Nearly 20mm of rain overnight meant that I could move the cattle back to the fertilized paddocks today. Mike and his boys came out to do some firewood cutting, then afterwards came back looking rather damp, since there'd been quite a heavy shower of rain while they were out!
Grey 516 is on heat again, yelling up a storm out in the Windmill Paddock. She's really very noisy!
Anna, Sarah, Dylan, Ryan and Maureen came out for a visit, bringing pikelets (Anna called them drop scones) and cupcakes for morning tea. The five of them then went for a walk up what Sarah and her siblings used to call Thistle hill (our big paddock over the road). Sarah's mother is Stephan's elder sister Elizabeth and they once lived in the house in which Jane now resides, so the farm was part of the children's territory.
The wheel marks on the hill were caused by Don and the tractor spreading fertilizer the other day.
I spent quite some time this morning writing to people. A certain local employer is to close and that will have a direct effect on our lives and a far wider one on the local community. I shall write more about this in due course.
We went for a walk this afternoon, a daily task when the cows are over the road, and as we crossed the road, I noticed we were being followed by one of the young pheasants. He followed us up the hill, through the trees and around the cows on the other hillside in the sunshine.
Last week he nearly died, when the cat (Finan) had earlier attacked him and hurt his eye and then later in the day chased him again so he flew into the side of the house. I held him for several minutes as he writhed and looked like breathing his last. Eventually he recovered enough to be left back in the cage in which they were raised and, several days later, he'd recovered enough again to be re-released. I'm trying to discourage him from wandering around near the house, but he's obviously quite keen on human company. Hopefully by now he's learnt something useful about the kitten and will have enough sense to get out of the way whenever Finan is nearby!
The two huge black creatures behind Stephan in the photo are a couple of the calves, the one on the left is Ida 56, who seems to get in the frame more often than not! She's easy to identify at this stage because she still has no ear tag.
When I was over here yesterday, I discovered a trespasser in the form of a Ayrshire heifer which had found her way through the extremely shaky boundary fence at the top of the hill. I tried to get her to go back the way she'd come, but she bounced off down the hill to play with my cows - so much for my closed herd policy! I've spoken with Gavin about his cattle and because he runs an Ayrshire stud breeding operation, his cattle also need to be free of the sorts of diseases I am concerned about, so contact with them is probably rather less risky than with some cattle I might find on some of our boundaries.

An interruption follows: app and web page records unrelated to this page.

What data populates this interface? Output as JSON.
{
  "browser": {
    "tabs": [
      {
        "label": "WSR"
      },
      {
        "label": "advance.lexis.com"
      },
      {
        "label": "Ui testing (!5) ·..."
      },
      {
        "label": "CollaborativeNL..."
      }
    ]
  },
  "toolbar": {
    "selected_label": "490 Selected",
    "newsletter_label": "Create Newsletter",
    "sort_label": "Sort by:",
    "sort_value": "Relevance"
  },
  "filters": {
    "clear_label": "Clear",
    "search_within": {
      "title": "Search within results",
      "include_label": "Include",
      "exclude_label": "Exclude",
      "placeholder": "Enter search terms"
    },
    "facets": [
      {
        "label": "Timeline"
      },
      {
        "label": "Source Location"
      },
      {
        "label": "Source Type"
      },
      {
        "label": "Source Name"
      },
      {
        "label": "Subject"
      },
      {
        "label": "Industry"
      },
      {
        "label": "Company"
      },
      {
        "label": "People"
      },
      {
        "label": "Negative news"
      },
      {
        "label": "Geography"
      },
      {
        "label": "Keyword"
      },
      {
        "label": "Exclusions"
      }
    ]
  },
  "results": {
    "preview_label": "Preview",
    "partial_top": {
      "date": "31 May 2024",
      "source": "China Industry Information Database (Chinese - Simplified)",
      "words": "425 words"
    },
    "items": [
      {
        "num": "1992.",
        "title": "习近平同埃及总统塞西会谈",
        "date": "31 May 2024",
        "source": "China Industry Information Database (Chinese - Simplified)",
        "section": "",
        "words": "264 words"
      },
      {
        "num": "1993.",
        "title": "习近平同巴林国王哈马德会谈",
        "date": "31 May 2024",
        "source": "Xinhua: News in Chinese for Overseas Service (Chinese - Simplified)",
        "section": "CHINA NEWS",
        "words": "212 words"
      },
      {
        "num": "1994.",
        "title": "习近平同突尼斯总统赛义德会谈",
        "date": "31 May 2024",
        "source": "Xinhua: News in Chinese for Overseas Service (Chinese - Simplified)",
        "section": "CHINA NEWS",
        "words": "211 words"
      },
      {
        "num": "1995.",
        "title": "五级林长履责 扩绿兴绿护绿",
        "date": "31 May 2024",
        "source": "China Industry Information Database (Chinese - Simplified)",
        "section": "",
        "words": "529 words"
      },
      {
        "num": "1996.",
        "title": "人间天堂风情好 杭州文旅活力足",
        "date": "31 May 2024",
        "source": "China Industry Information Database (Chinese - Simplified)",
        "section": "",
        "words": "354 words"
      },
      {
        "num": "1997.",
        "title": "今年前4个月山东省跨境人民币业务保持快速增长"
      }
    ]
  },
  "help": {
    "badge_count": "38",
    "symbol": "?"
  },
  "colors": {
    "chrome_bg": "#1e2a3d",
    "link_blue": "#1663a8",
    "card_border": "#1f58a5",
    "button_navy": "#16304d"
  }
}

Stephan walked up to the top of the hill this afternoon when he saw another one of the heifers had come through and had an argument I couldn't hear with them - it's fun having a zoom lens.
Here are this year's greys, 367 and her daughter, 529.
529 and last year's grey calf, 516, are cousins - their mothers are half-sisters through their grey mother. 529 and 516 are very much the same colour and fortunately this year's calf does not have some horrid thing going wrong in her udder, as 516 did!
Most of the cows and calves were lying on the side of the hill, but a handful of calves and a couple of cows were right up the top of the next rise.
This is 539, the fattest and oldest of the calves, calling to her mother, 371, up the hill. I'm always interested to see that they do know each other by sight, even over a long distance. Mind you, why shouldn't they, since they know me and I know them in the same way. Take all their ear-tags off, or blot out the numbers and I could tell you who every adult animal is.
On Monday I phoned the butcher we use for our homekill beef, to book grey heifer 516 in for killing. I expected him to tell me there was a wait of a few weeks before he could fit her in, but he said there was a space today! Thinking I ought to take the first available opportunity, before the state of her udder removed any choice, I agreed to have her ready this morning.
Last night I brought Ivy and her calf and 516 out of their grassy paddock and down in to a small part of the house paddock, where the slaughterer could easily drive in and do his work this morning.
The picture is of the three of them, looking at me through my office window, before the guy arrived.
I find some of the homekill process really very stressful. However most of my anxiety is around the actual killing - whether it will happen cleanly, humanely, quickly. Blake, the slaughterer, shot her and she dropped conveniently in the shade of the big Puriri at the back of her house and while he stepped in to make the first blood-letting cut, I moved Ivy and her calf out beyond the electric tape which divided the paddock. They were a little too curious for my liking and a bit disturbed by what was going on, so I moved them then back to their grassy paddock, where they calmly got on with their day's grazing.
Blake very carefully skinned and cut out the large mass which had caused the heifer's udder swelling and I put it on ice-packs in the chilly-bin in the shade, then later into a small fridge over at the shed. Once Stephan had come home in the ute, we set off for town again to take the udder mass to the vet, for him to have a look at it. The huge lump, weighing over 22kg, turned out to be some sort of mammary tumour. Greg the vet took some samples after cutting it open and the laboratory agreed to have a look at them. Greg's opinion is that she's perfectly safe to eat, so we shall do so, after her carcase has hung in the butcher's chiller for an appropriate time.